[WORK REQUIRED] From the data that follows, copy every line holding the string "Start".
= = = = = = =
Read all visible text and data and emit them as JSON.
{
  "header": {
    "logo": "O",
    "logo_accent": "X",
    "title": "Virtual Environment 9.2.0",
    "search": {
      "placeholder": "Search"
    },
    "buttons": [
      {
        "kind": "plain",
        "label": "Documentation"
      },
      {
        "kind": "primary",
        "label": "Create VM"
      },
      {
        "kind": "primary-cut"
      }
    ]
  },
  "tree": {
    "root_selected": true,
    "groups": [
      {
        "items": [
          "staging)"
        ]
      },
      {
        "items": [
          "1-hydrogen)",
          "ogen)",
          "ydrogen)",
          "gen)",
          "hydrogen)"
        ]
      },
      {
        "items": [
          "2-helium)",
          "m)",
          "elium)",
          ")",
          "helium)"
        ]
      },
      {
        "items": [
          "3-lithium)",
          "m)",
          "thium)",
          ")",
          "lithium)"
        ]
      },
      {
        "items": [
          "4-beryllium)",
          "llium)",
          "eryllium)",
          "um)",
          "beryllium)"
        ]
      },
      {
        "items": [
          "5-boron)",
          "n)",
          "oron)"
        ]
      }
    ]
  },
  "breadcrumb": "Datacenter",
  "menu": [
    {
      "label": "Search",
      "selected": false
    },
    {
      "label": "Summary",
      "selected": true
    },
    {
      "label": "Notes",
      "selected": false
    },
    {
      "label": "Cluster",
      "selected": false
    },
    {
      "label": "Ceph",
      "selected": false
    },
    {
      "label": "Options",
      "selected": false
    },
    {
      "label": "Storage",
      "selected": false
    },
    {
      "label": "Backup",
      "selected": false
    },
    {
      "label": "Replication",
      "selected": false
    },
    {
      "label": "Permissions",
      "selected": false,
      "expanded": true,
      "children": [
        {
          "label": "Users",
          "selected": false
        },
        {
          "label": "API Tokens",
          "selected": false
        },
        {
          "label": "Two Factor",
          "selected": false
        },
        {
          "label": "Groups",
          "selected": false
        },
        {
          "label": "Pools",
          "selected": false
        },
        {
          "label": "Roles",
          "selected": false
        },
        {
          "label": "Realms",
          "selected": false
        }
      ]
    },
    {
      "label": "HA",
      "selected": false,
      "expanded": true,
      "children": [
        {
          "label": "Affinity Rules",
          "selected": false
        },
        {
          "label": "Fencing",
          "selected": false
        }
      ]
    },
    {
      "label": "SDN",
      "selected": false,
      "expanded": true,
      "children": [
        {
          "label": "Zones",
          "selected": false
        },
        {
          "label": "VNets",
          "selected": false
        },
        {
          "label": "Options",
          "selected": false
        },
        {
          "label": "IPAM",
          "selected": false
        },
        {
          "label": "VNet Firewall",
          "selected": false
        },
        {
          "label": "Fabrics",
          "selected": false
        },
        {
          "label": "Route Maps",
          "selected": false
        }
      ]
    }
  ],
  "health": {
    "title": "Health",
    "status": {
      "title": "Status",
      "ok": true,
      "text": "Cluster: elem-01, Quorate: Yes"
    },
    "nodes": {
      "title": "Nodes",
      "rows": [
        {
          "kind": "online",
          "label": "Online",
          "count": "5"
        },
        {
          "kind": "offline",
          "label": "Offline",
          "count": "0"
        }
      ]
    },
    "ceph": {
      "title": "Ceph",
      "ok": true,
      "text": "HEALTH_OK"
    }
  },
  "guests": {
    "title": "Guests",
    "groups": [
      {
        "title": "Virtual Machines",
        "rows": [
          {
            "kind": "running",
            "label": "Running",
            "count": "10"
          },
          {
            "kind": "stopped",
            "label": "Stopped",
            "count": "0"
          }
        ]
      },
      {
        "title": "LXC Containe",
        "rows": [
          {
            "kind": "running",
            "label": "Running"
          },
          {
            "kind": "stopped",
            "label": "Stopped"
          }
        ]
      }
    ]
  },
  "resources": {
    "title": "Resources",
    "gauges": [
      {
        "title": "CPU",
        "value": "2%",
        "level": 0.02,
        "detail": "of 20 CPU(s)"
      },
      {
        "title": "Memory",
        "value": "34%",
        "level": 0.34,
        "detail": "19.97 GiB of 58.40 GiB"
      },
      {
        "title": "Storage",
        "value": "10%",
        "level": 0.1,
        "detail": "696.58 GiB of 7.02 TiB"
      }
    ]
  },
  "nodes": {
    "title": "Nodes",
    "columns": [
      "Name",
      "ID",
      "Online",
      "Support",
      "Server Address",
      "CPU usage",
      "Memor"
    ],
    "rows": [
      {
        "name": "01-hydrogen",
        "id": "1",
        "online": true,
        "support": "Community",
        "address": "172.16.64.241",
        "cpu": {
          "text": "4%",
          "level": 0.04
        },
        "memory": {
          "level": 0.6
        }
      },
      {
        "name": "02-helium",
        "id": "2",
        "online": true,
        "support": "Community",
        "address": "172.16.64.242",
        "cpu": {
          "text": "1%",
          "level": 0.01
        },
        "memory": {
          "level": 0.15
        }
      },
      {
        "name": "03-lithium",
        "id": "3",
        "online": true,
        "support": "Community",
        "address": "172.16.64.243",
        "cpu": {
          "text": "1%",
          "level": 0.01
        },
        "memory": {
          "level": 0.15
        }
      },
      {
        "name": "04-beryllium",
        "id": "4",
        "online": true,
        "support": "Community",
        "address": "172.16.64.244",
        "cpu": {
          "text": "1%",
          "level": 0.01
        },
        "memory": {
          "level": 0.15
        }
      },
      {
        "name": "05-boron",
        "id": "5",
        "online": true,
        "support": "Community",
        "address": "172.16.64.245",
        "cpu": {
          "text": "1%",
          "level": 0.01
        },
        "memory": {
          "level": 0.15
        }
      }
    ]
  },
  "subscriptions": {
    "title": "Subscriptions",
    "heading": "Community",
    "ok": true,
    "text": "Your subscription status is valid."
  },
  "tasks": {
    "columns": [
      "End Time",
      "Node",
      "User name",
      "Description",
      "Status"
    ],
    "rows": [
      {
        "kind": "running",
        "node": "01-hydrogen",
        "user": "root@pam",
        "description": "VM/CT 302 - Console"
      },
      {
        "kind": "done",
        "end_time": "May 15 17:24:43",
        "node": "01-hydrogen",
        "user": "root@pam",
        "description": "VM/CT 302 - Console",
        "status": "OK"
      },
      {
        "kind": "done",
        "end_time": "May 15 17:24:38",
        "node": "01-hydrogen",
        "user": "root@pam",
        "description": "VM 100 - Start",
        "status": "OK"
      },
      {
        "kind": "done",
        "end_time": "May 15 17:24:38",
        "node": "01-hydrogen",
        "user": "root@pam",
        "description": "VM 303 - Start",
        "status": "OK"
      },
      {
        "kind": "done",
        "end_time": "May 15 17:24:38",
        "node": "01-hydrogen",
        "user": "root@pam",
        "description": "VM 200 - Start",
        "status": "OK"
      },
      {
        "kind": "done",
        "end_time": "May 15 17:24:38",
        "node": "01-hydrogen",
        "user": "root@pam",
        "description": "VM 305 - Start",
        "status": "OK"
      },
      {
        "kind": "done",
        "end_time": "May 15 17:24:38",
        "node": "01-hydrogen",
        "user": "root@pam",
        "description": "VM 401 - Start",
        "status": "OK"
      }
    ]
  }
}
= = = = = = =
[RESPONSE AREA]
        "description": "VM 100 - Start",
        "description": "VM 303 - Start",
        "description": "VM 200 - Start",
        "description": "VM 305 - Start",
        "description": "VM 401 - Start",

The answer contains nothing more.